For decades, the Beach Boys have been synonymous with “endless summer” and the sound of Southern California. Their lush harmonies and lyrical odes to the beach, surfing, and fun are perennial favorites, but there are also Beach Boys songs that are really dark. Some of their tunes tackle everything from mortality and lost love to madness. But don't be embarrassed when you look over these Beach Boys songs you never realized are messed up – their catchy choruses hide a lot of weird and gross stuff.
On the surface, the Beach Boys were an all-American band. Hailing from Hawthorne, CA, the group consisted of the three Wilson brothers (Brian, Carl, and Dennis), cousin Mike Love, and neighbor Al Jardine. Together they recorded some of the most beloved albums in music history. Pet Sounds is the band at its peak; the album’s groundbreaking recording techniques even influenced The Beatles' Sgt. Pepper’s Lonely Hearts Club Band.
However, fame wasn’t always easy, and those challenges were often reflected in the band’s lyrics. From Brian’s breakdown and Dennis’s addiction issues to the emotional abuse the boys suffered under their cruel father/manager, Murry, the reality of the group's personal suffering was often laid bare. These secretly messed up Beach Boys songs reflect the darkness hidden under a golden veneer of sun and sand.
"Never Learn Not To Love" Was Written By Charles Manson
"Never Learn Not To Love" is a darker-than-usual Beach Boys song, not only because of its unhealthily obsessive lyrics, but due to its authorship. Charles Manson, the infamous murderer-slash-cult leader, first composed the song under the title "Cease To Exist." A frustrated musician, Manson was elated when Dennis Wilson asked to record it. However, there was one caveat: he was not to change Mason’s composition in any way.

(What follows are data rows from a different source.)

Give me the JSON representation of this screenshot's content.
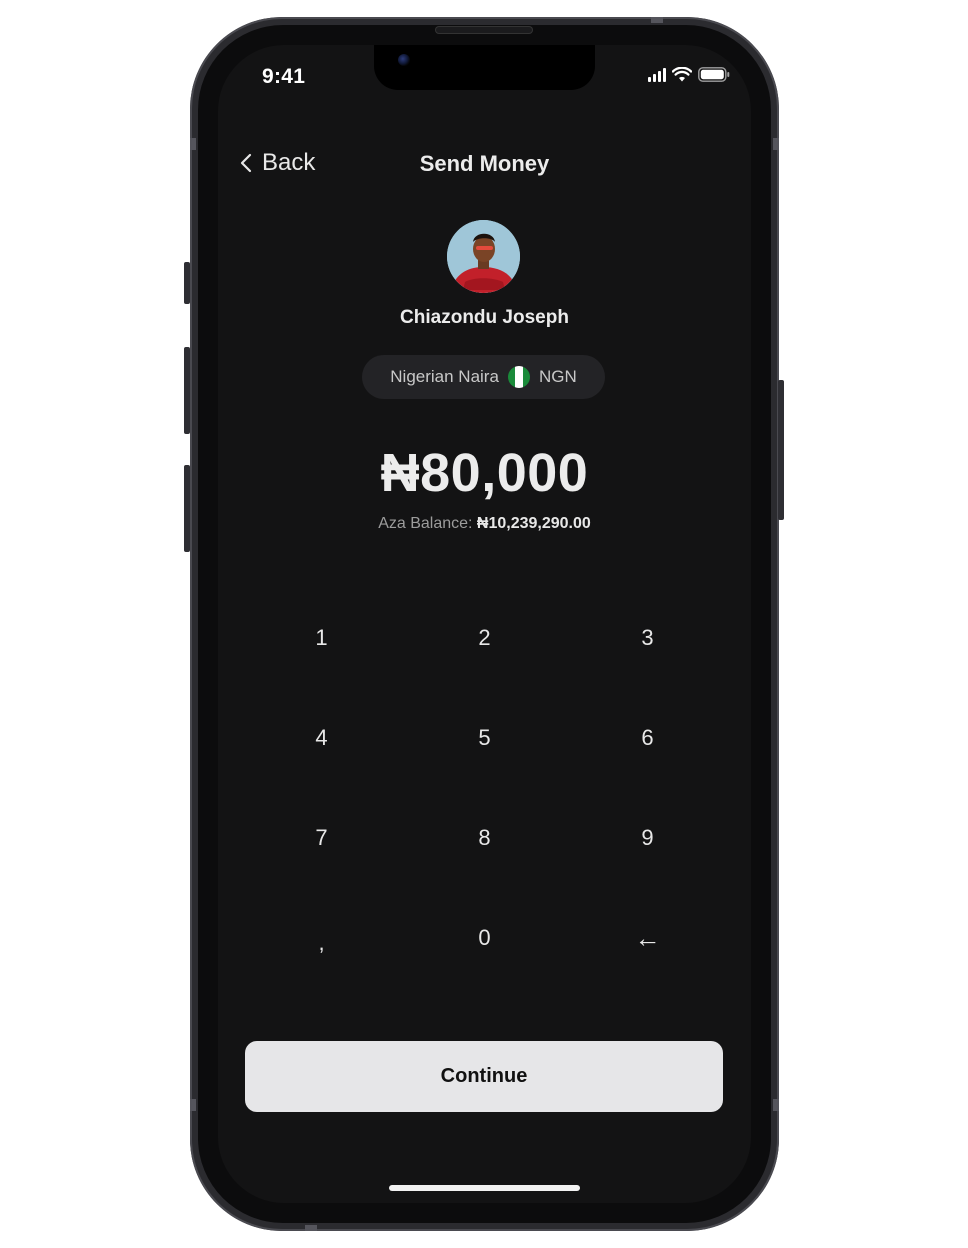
{
  "status_bar": {
    "time": "9:41"
  },
  "header": {
    "back_label": "Back",
    "title": "Send Money"
  },
  "recipient": {
    "name": "Chiazondu Joseph"
  },
  "currency": {
    "name": "Nigerian Naira",
    "code": "NGN",
    "flag": "nigeria-flag-icon"
  },
  "amount": {
    "display": "₦80,000"
  },
  "balance": {
    "label": "Aza Balance:",
    "value": "₦10,239,290.00"
  },
  "keypad": {
    "keys": [
      "1",
      "2",
      "3",
      "4",
      "5",
      "6",
      "7",
      "8",
      "9",
      ",",
      "0",
      "←"
    ]
  },
  "continue_label": "Continue",
  "colors": {
    "background": "#131314",
    "text": "#ececec",
    "muted": "#9c9c9c",
    "pill": "#232326",
    "button": "#e6e6e8",
    "flag_green": "#1a8a3a"
  }
}
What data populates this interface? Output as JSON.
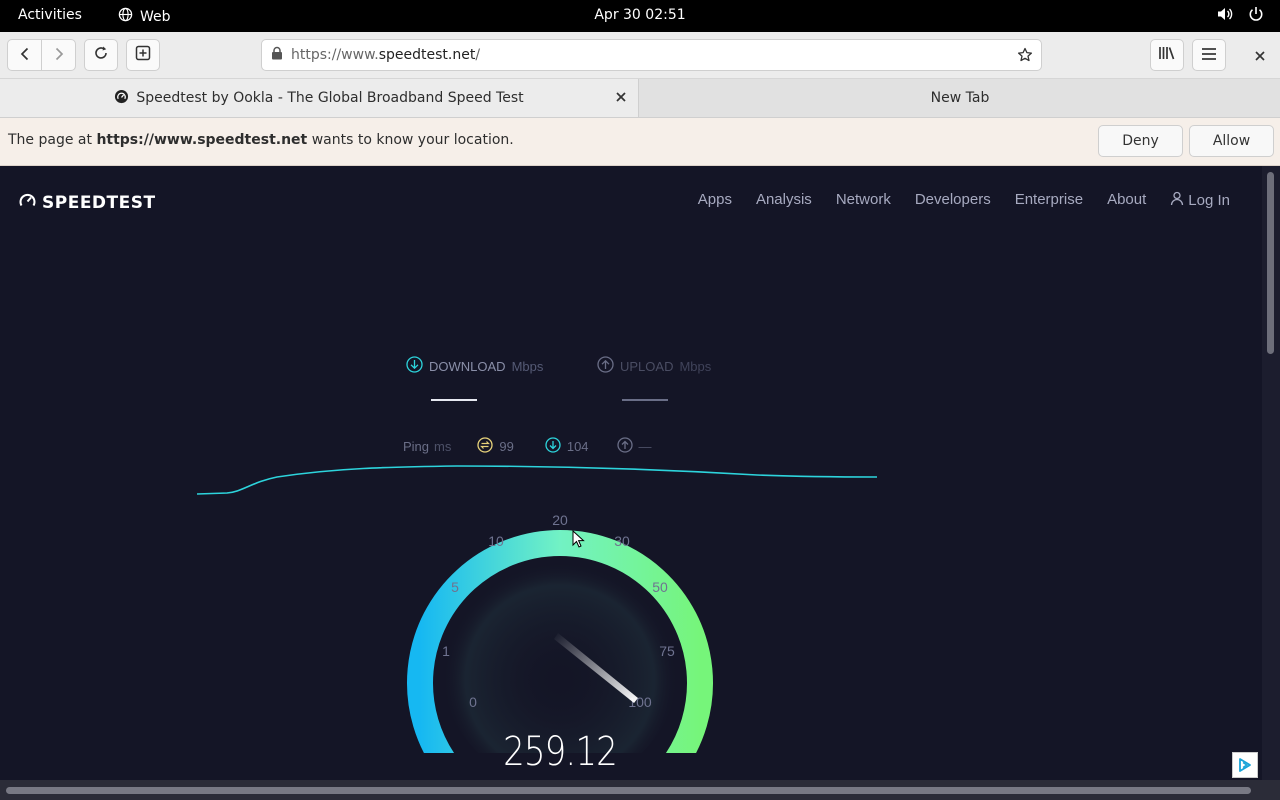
{
  "topbar": {
    "activities": "Activities",
    "app_name": "Web",
    "clock": "Apr 30  02:51",
    "icons": [
      "globe-icon",
      "volume-icon",
      "power-icon"
    ]
  },
  "browser": {
    "url_scheme": "https://www.",
    "url_host": "speedtest.net",
    "url_path": "/",
    "icons": [
      "back-icon",
      "forward-icon",
      "reload-icon",
      "new-tab-icon",
      "lock-icon",
      "bookmark-star-icon",
      "library-icon",
      "menu-icon",
      "close-icon"
    ]
  },
  "tabs": [
    {
      "title": "Speedtest by Ookla - The Global Broadband Speed Test",
      "active": true
    },
    {
      "title": "New Tab",
      "active": false
    }
  ],
  "permission": {
    "prefix": "The page at ",
    "site": "https://www.speedtest.net",
    "suffix": " wants to know your location.",
    "deny": "Deny",
    "allow": "Allow"
  },
  "page": {
    "logo": "SPEEDTEST",
    "nav": [
      "Apps",
      "Analysis",
      "Network",
      "Developers",
      "Enterprise",
      "About"
    ],
    "login": "Log In",
    "download_label": "DOWNLOAD",
    "upload_label": "UPLOAD",
    "unit": "Mbps",
    "ping_label": "Ping",
    "ping_unit": "ms",
    "ping_idle": "99",
    "ping_down": "104",
    "ping_up": "—",
    "gauge_ticks": [
      "0",
      "1",
      "5",
      "10",
      "20",
      "30",
      "50",
      "75",
      "100"
    ],
    "speed": "259.12",
    "colors": {
      "background": "#141526",
      "accent_cyan": "#16c7e8",
      "accent_green": "#6ff58a",
      "ping_yellow": "#e7d27a"
    }
  }
}
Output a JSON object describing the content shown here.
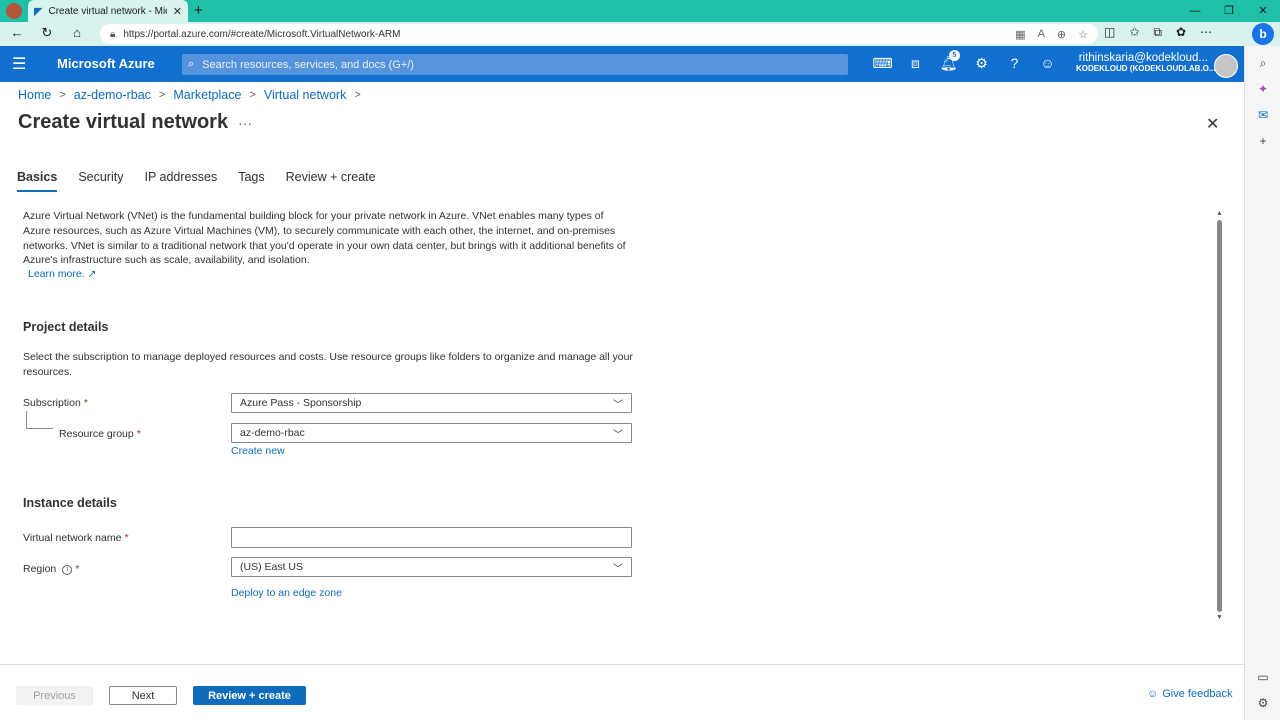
{
  "browser": {
    "tab_title": "Create virtual network - Microsoft Azure",
    "url": "https://portal.azure.com/#create/Microsoft.VirtualNetwork-ARM"
  },
  "header": {
    "brand": "Microsoft Azure",
    "search_placeholder": "Search resources, services, and docs (G+/)",
    "notification_count": "5",
    "user_email": "rithinskaria@kodekloud...",
    "tenant": "KODEKLOUD (KODEKLOUDLAB.O..."
  },
  "breadcrumb": [
    "Home",
    "az-demo-rbac",
    "Marketplace",
    "Virtual network"
  ],
  "page": {
    "title": "Create virtual network",
    "more": "···"
  },
  "tabs": [
    "Basics",
    "Security",
    "IP addresses",
    "Tags",
    "Review + create"
  ],
  "intro": {
    "text": "Azure Virtual Network (VNet) is the fundamental building block for your private network in Azure. VNet enables many types of Azure resources, such as Azure Virtual Machines (VM), to securely communicate with each other, the internet, and on-premises networks. VNet is similar to a traditional network that you'd operate in your own data center, but brings with it additional benefits of Azure's infrastructure such as scale, availability, and isolation.",
    "learn_more": "Learn more. ↗"
  },
  "project_details": {
    "title": "Project details",
    "description": "Select the subscription to manage deployed resources and costs. Use resource groups like folders to organize and manage all your resources.",
    "subscription_label": "Subscription",
    "subscription_value": "Azure Pass - Sponsorship",
    "resource_group_label": "Resource group",
    "resource_group_value": "az-demo-rbac",
    "create_new": "Create new"
  },
  "instance_details": {
    "title": "Instance details",
    "vnet_name_label": "Virtual network name",
    "vnet_name_value": "",
    "region_label": "Region",
    "region_value": "(US) East US",
    "edge_zone_link": "Deploy to an edge zone"
  },
  "footer": {
    "previous": "Previous",
    "next": "Next",
    "review_create": "Review + create",
    "feedback": "Give feedback"
  },
  "colors": {
    "azure_header": "#1170cf",
    "link": "#0f6cbd",
    "browser_chrome": "#20c0a8",
    "required": "#a4262c"
  }
}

But Wilson did. He changed the title, he punched up the lyrics, and he put his name on it. An enraged Manson showed up at Wilson's house and threatened to kill him, but didn't go through with the violent act; instead, Wilson supposedly beat Manson up. The humiliated Manson’s grudge against Wilson, music producer Terry Melcher, and the Hollywood elite overall eventually led to the Tate-LaBianca murders of August 1969.
Composer: Charles Manson, Dennis Wilson

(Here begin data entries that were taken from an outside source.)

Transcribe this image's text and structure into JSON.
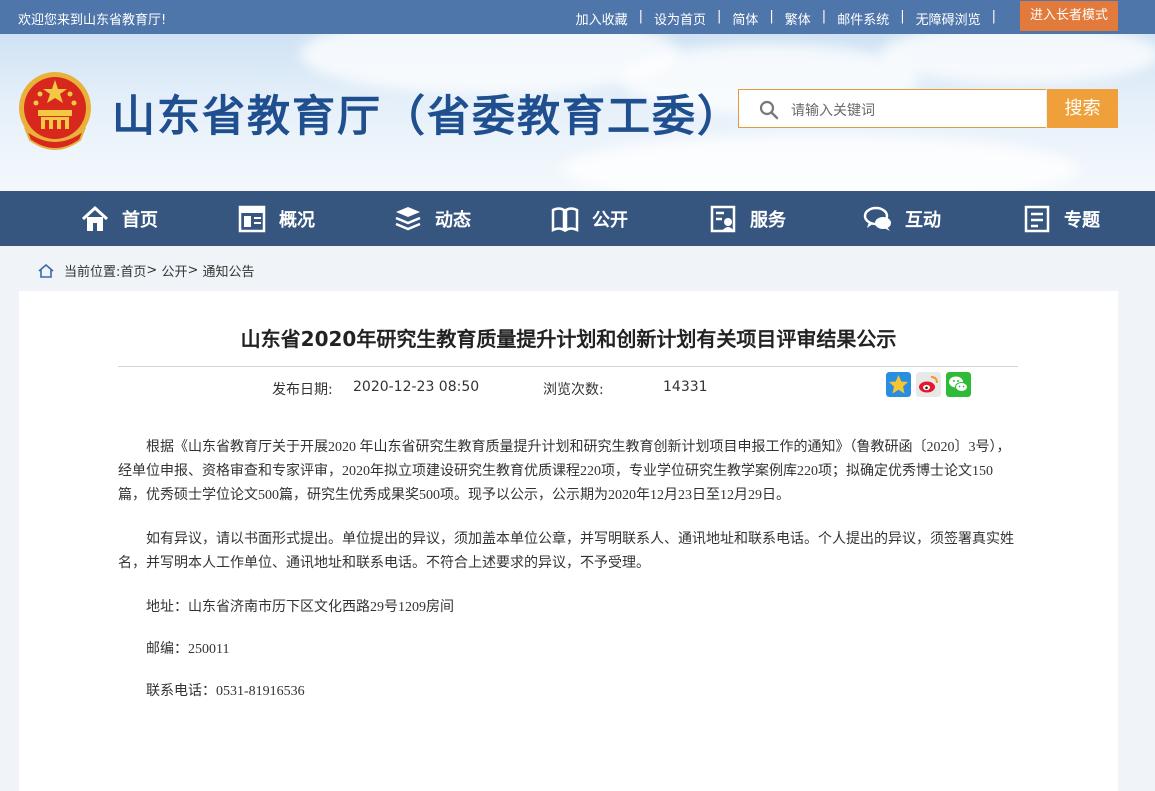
{
  "topbar": {
    "welcome": "欢迎您来到山东省教育厅!",
    "links": [
      "加入收藏",
      "设为首页",
      "简体",
      "繁体",
      "邮件系统",
      "无障碍浏览"
    ],
    "elder_mode": "进入长者模式"
  },
  "header": {
    "title": "山东省教育厅（省委教育工委）",
    "search_placeholder": "请输入关键词",
    "search_button": "搜索"
  },
  "nav": [
    {
      "label": "首页",
      "icon": "home-icon"
    },
    {
      "label": "概况",
      "icon": "overview-icon"
    },
    {
      "label": "动态",
      "icon": "news-icon"
    },
    {
      "label": "公开",
      "icon": "book-icon"
    },
    {
      "label": "服务",
      "icon": "service-icon"
    },
    {
      "label": "互动",
      "icon": "chat-icon"
    },
    {
      "label": "专题",
      "icon": "topic-icon"
    }
  ],
  "breadcrumb": {
    "label": "当前位置:",
    "items": [
      "首页",
      "公开",
      "通知公告"
    ]
  },
  "article": {
    "title": "山东省2020年研究生教育质量提升计划和创新计划有关项目评审结果公示",
    "publish_label": "发布日期:",
    "publish_date": "2020-12-23 08:50",
    "views_label": "浏览次数:",
    "views": "14331",
    "paragraphs": [
      "根据《山东省教育厅关于开展2020 年山东省研究生教育质量提升计划和研究生教育创新计划项目申报工作的通知》（鲁教研函〔2020〕3号），经单位申报、资格审查和专家评审，2020年拟立项建设研究生教育优质课程220项，专业学位研究生教学案例库220项；拟确定优秀博士论文150篇，优秀硕士学位论文500篇，研究生优秀成果奖500项。现予以公示，公示期为2020年12月23日至12月29日。",
      "如有异议，请以书面形式提出。单位提出的异议，须加盖本单位公章，并写明联系人、通讯地址和联系电话。个人提出的异议，须签署真实姓名，并写明本人工作单位、通讯地址和联系电话。不符合上述要求的异议，不予受理。",
      "地址：山东省济南市历下区文化西路29号1209房间",
      "邮编：250011",
      "联系电话：0531-81916536"
    ]
  },
  "colors": {
    "topbar": "#4f76ab",
    "nav": "#36557f",
    "accent": "#f0a03a",
    "title": "#1f4f8f"
  }
}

"I'm Bugged At My Ol' Man" Is About The Wilsons' Abusive Father
"I’m Bugged At My Ol’ Man" is a novelty ode to Brian Wilson’s father, Murry, from Summer Days (and Summer Nights!!), released in 1965. The track is representational of Murry’s well documented, real-life abuse toward his son. In it, the narrator describes his father’s over-the-top punishments against minor infractions, which leave him locked in his room, with his possessions taken away, his hair cut off, and bread crumbs and water being the only thing for him to eat.
1965’s "Help Me, Rhonda," the Beach Boys' second number-one hit, tells the tale of a broken-hearted man who lost his girl to another. He asks the mythical Rhonda (she wasn’t based on any one person) to help ease his pain, presumably with some action.
The lyrics of "Help Me, Rhonda" are twisted enough, but the real drama happened while it was being recorded. A drunken Murry Wilson crashed the party to criticize the boys, and it was all caught on tape. For 39 excruciating minutes, the elder Wilson practically pushes Brian to his limits. At one point, you can hear father and son physically struggling for supremacy in the studio’s control room.
Albums: A Postcard From California
Composer: Brian Wilson, Mike Love
"The Trader" Is The Story Of An Explorer's Exploitation Of Native Americans
Holland, the group's 1973 album, is rife with themes of separation and mortality. It's also the last place you’d expect a history lesson on Manifest Destiny, but “The Trader” is just that. The Carl Wilson/Jack Rieley penned tune tells the tale of a man who comes to the New World and claims the land as his own. With approval from the European powers-that-be, he then sets about displacing, enslaving, and slaughtering the native peoples he finds upon arrival. That's about as far from fun in the sun (or "the formula," as Mike Love allegedly called it) as you can get.
Composer: Carl Wilson, Jack Rieley